=== Section Start ===
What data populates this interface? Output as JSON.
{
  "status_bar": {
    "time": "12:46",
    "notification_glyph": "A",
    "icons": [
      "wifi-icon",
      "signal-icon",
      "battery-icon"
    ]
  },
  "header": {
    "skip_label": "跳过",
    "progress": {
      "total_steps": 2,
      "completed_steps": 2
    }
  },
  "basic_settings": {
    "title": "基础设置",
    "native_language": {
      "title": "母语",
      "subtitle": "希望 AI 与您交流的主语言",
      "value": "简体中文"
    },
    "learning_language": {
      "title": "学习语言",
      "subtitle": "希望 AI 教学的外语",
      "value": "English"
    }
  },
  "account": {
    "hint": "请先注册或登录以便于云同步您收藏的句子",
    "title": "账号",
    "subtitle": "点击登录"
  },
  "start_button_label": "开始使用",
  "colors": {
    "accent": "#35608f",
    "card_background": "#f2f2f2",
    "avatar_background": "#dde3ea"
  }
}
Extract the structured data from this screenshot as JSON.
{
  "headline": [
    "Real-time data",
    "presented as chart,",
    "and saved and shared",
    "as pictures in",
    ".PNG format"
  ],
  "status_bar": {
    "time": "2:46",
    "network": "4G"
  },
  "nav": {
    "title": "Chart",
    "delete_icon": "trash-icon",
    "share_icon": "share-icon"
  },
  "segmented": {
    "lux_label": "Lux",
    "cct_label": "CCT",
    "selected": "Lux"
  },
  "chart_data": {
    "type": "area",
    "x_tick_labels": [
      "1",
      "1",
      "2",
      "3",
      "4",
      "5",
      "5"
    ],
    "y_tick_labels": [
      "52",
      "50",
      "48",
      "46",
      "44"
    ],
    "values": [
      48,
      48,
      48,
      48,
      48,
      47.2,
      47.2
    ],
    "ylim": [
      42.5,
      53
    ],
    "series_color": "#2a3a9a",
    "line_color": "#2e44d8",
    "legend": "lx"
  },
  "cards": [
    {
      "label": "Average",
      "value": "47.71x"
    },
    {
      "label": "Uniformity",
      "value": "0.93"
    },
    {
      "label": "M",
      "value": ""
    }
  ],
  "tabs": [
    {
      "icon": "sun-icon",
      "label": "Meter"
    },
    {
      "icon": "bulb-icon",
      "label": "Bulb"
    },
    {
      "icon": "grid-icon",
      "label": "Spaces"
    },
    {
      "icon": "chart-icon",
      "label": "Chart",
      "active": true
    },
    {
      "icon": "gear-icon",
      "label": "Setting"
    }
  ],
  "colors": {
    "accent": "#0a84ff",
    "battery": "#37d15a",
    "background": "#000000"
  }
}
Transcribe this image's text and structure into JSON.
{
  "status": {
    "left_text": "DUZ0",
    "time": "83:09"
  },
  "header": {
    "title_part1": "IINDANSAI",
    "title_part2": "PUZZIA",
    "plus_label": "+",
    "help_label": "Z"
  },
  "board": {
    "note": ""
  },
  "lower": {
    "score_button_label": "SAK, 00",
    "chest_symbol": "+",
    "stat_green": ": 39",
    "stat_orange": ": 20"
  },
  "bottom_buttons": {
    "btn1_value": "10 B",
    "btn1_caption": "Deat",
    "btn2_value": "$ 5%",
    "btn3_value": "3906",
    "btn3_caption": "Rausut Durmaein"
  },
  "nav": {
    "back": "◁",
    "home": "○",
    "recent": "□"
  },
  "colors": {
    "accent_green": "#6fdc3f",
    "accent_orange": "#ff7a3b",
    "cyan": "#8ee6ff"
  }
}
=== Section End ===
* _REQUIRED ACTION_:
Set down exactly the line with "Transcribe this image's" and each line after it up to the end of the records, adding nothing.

* _SOLUTION TO THIS PROBLEM_:
Transcribe this image's text and structure into JSON.
{
  "status": {
    "left_text": "DUZ0",
    "time": "83:09"
  },
  "header": {
    "title_part1": "IINDANSAI",
    "title_part2": "PUZZIA",
    "plus_label": "+",
    "help_label": "Z"
  },
  "board": {
    "note": ""
  },
  "lower": {
    "score_button_label": "SAK, 00",
    "chest_symbol": "+",
    "stat_green": ": 39",
    "stat_orange": ": 20"
  },
  "bottom_buttons": {
    "btn1_value": "10 B",
    "btn1_caption": "Deat",
    "btn2_value": "$ 5%",
    "btn3_value": "3906",
    "btn3_caption": "Rausut Durmaein"
  },
  "nav": {
    "back": "◁",
    "home": "○",
    "recent": "□"
  },
  "colors": {
    "accent_green": "#6fdc3f",
    "accent_orange": "#ff7a3b",
    "cyan": "#8ee6ff"
  }
}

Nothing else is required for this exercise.